Yesterday I went for a swim. My second workout since going under the knife in December. It's important for me to stay active in order to get better.
Some people like to do yoga, others like to run. I like to swim. It's the only activity that truly feels second nature to me. (I started at 7 for Pete's sake, swam competitively through college, then for years after.) Running makes me crampy and achy and I last about 1 mile. Boag.
I felt amazing, completely energized, and really happy. My goal was to swim a mile. I hoped to work out for 45 minutes. (A note to you swimmers out there, you'll see that the two goals don't really jive. Yes, I had some time to kill after my 1,650). So I just started to make up ridiculous sets. Like "2X25s, easy, half backstroke, half underwater". I started bouncing up and down in the shallow end between "sets". I just felt like doing it and I couldn't stop. I caught the eyes of the women on the stairmasters up in the windows above, and I gave 'em all the thumbs up! They waved back. I felt like a 9-year-old at a slumber party who'd had too much Mountain Dew. I was acting like an age-grouper in practice when the coach steps off the deck to take a phone call and all the kids flip out and completely ignore the workout.
Actually, it was very much like how I occasionally behaved in lane 5 at Kenyon. Some of you probably remember. We kept a nice balance of "work" and "fun" in Lane 5. "The slow lane" to some, perhaps, but I thought of it more as a sort of 24/7 Aqua Fiesta. I entered Kenyon at the end of lane 5, graduated at the end of Lane 5, and we knew how to party. Plus, it was a great way to meet all the freshman.
So back in the pool, I got an idea. A serious idea. One that scared me a little. I thought, "If I feel so freaking good in the water, how could I have a stinking piece of cancer in my lung? Huh? Wouldn't a bad spot compromise my lung capacity?" I decided to conduct a short non-scientific test.
I challenged myself to do a simple "no-breather". (This is normally a piece of cake for a sprinter, swimming the length of the pool without breathing). And I considered just for a moment that less than two months ago my guts were literally splayed out on the OR table, and that it took weeks for me to be able to sit up without searing gut pain, and that I'm in the middle of chemo, and...OK, that I technically have "an issue" with my lower left lung.

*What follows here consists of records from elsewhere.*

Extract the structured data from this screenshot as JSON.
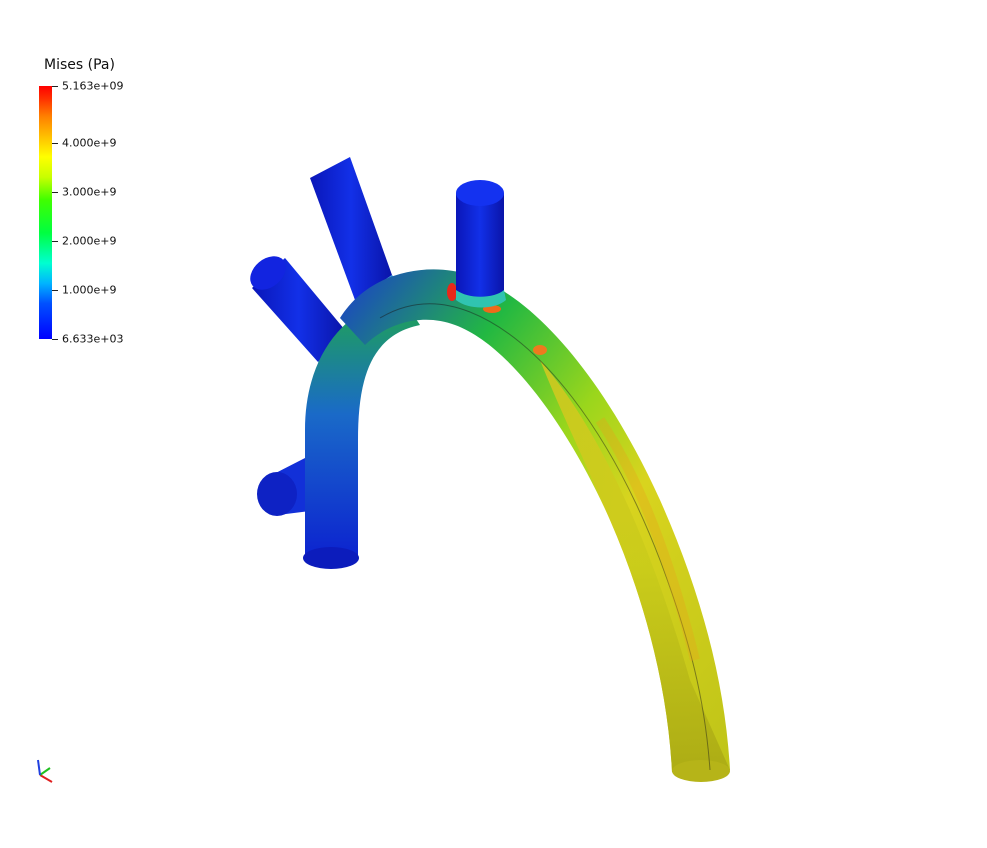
{
  "legend": {
    "title": "Mises (Pa)",
    "colormap": [
      "#0000ff",
      "#00b4ff",
      "#00ff40",
      "#c8ff00",
      "#ffff00",
      "#ff8000",
      "#ff0000"
    ],
    "max_label": "5.163e+09",
    "min_label": "6.633e+03",
    "ticks": [
      {
        "label": "4.000e+9"
      },
      {
        "label": "3.000e+9"
      },
      {
        "label": "2.000e+9"
      },
      {
        "label": "1.000e+9"
      }
    ]
  },
  "scene": {
    "model": "aortic-arch-mesh",
    "colors": {
      "low": "#0a1ad8",
      "mid": "#2cc83a",
      "high": "#d6d81e",
      "peak": "#e8281a"
    }
  },
  "axes": {
    "x_color": "#e02020",
    "y_color": "#20c020",
    "z_color": "#2040e0"
  }
}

So I started to get scared. If I couldn't make the no-breather, I'd feel like maybe the disease had more of a stronghold on me than I wished to admit. Suddenly, i didn't really want to do the challenge.
But then I remember a passage from a book I read. It talked about how, once you're told you have THE C-WORD, there's a tendency to step back a bit from life, to withdraw from people and commitments, to no longer establish long-term goals for yourself. But if you never challenge yourself or set goals, you're essentially slowly prepping yourself for your own demise. You're more or less admitting you don't expect to make it through to the other side. So you CAN'T DO THAT.
I thus had no choice, so I set off.
AND: Not only did I reach the end, sans l'oxygen, but I DID A FLIP TURN AND SWAM HALFWAY BACK, too. I wasn't even breathing hard! I stopped, satisfied, and chuckled to myself, recognizing that my competitive streak has hardly faded, I just haven't seen it in a while. It made me feel quietly confident and slightly proud, knowing with certainty I am going to be a serious adversary in this fight. I knew it all along, of course, but now I felt like I had some physical proof of my "strength".
Next week: bench press contests at the Pioneer Square pubs.
-Shelly "putting the HELL in SHELL" Baker Butler